Task directions:
Review the listing and copy each line that holds the word "data".

Material for this task:
-- Opening Marker --

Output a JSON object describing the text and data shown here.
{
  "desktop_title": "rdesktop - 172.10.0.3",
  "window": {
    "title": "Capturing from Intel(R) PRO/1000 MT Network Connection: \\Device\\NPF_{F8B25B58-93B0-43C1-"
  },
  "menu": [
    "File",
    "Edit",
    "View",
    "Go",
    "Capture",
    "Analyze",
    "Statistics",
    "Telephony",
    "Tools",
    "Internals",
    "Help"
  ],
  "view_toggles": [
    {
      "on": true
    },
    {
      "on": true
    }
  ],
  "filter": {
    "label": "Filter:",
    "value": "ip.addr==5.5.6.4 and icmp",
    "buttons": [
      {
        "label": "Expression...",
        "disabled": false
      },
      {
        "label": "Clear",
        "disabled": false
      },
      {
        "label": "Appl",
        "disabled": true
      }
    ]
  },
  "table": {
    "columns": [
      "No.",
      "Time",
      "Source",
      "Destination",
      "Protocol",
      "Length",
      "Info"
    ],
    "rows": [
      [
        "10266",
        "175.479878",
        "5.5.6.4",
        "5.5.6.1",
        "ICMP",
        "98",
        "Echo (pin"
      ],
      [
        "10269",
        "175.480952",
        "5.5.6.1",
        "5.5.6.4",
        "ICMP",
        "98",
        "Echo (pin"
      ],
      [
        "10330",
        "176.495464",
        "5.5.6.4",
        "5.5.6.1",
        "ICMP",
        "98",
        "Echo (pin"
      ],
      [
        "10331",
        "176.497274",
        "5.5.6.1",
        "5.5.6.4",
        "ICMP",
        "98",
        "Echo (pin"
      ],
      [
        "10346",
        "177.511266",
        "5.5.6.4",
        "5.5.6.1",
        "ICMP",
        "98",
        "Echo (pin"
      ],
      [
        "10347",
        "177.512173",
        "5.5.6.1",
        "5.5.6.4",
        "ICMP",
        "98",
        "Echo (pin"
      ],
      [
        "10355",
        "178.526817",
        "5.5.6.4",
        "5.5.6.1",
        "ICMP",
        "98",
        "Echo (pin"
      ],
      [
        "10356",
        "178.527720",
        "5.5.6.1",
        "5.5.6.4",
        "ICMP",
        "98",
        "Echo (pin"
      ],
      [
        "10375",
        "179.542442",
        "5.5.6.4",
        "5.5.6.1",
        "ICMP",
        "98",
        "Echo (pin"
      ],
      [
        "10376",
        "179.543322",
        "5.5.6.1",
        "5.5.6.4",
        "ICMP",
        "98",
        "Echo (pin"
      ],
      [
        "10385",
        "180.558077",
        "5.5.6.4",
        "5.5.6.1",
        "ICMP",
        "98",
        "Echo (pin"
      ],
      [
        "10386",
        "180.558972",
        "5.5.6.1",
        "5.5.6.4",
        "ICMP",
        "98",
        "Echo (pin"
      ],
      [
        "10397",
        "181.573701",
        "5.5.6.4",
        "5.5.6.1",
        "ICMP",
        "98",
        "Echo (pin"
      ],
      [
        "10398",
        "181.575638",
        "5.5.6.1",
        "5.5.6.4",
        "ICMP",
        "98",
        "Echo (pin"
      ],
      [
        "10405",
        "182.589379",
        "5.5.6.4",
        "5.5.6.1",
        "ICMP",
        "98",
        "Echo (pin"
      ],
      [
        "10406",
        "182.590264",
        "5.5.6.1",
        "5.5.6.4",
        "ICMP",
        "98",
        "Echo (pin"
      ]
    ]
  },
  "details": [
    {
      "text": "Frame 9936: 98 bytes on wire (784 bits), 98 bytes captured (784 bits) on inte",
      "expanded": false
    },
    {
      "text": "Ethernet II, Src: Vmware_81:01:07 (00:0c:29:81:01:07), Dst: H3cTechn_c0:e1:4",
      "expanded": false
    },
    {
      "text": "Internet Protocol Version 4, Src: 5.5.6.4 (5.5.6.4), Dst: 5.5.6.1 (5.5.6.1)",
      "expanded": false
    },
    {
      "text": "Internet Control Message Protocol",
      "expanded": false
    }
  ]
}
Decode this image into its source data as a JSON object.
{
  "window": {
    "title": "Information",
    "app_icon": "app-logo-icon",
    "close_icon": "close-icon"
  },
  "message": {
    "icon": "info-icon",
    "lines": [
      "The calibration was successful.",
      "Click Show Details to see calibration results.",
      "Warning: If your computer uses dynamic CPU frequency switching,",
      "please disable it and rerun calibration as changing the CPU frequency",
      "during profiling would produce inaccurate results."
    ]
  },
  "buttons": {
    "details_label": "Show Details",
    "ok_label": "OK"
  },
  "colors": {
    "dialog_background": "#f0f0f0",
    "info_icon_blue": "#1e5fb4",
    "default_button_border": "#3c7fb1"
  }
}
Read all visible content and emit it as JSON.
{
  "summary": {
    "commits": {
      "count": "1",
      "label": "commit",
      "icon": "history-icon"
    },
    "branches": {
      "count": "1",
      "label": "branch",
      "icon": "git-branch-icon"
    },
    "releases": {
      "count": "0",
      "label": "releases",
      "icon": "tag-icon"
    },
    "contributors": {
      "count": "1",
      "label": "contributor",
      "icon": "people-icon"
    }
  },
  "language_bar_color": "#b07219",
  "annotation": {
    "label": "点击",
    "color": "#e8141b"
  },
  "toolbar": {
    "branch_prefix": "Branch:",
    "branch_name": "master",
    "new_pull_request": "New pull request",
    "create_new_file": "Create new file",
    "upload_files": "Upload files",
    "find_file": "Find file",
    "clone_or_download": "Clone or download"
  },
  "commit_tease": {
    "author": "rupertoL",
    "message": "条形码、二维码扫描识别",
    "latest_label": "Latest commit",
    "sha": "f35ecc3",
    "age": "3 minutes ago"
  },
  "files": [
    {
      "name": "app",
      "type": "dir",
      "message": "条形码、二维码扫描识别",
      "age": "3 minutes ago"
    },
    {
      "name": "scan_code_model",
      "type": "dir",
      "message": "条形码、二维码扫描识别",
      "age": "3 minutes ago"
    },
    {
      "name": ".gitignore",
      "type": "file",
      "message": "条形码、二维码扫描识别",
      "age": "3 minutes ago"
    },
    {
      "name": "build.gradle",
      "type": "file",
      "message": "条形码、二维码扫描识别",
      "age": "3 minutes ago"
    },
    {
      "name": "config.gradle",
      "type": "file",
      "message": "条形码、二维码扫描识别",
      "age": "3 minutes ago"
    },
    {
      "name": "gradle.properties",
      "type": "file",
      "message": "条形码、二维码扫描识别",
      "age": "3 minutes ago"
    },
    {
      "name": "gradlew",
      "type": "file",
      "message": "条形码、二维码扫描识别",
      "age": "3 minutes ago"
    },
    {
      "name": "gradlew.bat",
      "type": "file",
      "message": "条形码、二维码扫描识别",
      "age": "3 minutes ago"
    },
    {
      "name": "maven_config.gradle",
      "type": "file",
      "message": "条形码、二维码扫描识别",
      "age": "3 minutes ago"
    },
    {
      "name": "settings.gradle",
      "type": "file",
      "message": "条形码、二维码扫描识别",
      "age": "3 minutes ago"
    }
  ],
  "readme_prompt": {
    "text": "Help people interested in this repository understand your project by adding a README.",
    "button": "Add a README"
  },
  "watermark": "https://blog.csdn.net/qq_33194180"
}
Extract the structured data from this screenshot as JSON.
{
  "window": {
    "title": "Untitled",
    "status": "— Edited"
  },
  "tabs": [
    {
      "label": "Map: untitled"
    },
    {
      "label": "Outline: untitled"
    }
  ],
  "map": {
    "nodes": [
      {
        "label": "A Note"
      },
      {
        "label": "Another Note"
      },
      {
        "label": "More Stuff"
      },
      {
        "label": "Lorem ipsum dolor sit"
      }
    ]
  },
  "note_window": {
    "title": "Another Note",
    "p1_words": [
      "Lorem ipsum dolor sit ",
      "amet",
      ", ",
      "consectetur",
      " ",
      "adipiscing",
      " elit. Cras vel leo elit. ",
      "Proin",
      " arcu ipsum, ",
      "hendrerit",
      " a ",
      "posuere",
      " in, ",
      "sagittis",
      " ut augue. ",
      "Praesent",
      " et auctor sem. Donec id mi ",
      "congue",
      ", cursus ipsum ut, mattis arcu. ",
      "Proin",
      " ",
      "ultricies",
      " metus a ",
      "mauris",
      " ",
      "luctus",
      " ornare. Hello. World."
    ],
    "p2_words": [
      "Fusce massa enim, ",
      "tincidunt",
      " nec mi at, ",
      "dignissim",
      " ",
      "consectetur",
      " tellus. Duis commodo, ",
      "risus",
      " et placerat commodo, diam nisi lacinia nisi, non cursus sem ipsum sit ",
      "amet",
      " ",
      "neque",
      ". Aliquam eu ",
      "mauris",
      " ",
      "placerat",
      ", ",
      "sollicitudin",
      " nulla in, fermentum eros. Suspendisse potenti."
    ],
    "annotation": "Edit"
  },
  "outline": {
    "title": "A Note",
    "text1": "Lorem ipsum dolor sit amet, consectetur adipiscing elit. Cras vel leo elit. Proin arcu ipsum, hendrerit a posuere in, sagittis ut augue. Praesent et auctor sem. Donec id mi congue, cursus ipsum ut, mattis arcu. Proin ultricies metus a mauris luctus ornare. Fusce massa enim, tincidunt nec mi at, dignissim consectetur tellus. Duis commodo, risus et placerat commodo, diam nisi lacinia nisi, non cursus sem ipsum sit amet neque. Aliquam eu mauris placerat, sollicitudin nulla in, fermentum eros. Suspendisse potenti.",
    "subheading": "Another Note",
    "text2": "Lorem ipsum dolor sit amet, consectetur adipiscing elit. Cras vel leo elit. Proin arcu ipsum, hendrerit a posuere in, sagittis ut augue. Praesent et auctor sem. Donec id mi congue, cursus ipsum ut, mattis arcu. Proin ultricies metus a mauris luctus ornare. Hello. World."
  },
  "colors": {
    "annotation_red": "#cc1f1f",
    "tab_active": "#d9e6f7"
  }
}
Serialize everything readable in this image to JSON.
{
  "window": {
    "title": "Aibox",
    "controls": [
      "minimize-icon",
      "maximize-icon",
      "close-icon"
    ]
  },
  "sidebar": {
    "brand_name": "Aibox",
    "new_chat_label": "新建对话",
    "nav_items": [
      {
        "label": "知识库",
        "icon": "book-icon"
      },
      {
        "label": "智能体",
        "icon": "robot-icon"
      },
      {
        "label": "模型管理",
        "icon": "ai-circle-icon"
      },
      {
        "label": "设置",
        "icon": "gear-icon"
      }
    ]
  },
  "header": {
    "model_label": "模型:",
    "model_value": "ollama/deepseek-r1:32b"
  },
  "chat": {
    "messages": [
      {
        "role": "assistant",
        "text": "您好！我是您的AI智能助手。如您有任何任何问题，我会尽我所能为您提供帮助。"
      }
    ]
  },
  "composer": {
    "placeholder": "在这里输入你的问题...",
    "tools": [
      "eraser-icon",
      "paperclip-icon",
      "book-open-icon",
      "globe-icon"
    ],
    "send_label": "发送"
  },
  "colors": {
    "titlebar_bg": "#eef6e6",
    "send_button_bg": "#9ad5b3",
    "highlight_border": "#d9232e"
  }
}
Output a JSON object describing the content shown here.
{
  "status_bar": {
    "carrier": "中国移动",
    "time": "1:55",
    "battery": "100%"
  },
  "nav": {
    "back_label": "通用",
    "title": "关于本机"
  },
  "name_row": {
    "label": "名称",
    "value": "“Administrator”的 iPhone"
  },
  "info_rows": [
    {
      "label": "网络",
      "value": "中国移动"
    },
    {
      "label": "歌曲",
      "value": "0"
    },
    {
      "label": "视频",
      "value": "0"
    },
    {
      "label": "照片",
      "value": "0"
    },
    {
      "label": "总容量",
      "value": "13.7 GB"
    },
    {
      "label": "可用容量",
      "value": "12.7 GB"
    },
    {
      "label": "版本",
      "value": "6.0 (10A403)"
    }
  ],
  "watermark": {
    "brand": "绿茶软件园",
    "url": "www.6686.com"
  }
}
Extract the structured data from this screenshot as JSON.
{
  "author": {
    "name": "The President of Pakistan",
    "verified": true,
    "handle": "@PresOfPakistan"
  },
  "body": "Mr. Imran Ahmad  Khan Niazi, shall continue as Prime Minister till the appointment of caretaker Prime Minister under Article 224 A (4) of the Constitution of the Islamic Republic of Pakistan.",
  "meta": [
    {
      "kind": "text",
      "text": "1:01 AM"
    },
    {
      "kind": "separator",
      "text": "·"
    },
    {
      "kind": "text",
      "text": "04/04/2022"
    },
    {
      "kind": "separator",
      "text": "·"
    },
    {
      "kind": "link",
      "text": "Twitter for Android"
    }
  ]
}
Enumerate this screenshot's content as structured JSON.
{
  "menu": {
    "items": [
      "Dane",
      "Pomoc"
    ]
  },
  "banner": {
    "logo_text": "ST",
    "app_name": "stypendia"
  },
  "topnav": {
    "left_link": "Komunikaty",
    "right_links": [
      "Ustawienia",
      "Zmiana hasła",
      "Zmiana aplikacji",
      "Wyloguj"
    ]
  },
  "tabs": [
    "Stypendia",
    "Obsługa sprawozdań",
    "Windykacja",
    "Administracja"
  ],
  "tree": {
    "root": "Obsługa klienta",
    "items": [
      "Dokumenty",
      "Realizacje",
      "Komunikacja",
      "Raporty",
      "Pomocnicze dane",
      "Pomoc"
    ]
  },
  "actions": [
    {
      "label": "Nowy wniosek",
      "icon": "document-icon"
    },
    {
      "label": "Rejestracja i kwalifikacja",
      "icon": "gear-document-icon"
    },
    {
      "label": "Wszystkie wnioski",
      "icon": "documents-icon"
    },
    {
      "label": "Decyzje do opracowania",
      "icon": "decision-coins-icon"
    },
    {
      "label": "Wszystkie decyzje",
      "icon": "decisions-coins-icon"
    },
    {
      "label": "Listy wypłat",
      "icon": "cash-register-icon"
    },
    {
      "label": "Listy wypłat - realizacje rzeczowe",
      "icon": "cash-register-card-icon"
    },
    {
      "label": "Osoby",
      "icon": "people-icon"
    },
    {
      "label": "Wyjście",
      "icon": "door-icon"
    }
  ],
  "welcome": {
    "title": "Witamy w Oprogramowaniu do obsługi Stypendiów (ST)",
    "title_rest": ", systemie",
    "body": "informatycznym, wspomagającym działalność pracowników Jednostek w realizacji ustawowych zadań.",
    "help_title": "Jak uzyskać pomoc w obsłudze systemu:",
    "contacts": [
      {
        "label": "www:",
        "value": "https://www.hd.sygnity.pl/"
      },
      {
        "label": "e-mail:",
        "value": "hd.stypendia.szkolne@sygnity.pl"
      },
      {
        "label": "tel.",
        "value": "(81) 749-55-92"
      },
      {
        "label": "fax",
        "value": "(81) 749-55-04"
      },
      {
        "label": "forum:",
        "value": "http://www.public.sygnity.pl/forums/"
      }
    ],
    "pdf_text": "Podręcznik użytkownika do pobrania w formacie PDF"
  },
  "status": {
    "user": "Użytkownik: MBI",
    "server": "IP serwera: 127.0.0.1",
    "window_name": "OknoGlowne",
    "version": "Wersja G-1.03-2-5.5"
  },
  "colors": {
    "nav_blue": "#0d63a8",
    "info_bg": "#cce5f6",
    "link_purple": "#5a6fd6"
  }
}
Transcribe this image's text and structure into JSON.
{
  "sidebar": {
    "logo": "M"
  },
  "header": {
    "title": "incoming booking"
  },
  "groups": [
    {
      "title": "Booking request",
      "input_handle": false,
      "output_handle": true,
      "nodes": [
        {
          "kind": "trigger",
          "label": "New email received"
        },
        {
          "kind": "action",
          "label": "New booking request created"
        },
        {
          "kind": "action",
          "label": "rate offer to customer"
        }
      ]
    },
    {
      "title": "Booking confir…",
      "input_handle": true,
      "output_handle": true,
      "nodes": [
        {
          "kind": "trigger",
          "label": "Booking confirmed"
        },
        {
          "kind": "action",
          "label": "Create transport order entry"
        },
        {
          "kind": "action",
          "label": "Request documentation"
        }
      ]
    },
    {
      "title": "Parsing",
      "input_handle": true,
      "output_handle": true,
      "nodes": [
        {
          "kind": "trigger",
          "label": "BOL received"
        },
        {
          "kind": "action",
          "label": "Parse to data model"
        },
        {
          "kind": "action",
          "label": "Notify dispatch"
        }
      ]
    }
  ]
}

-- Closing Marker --

Output for this exercise:
Output a JSON object describing the text and data shown here.
Decode this image into its source data as a JSON object.
Extract the structured data from this screenshot as JSON.
Extract the structured data from this screenshot as JSON.
          "label": "Parse to data model"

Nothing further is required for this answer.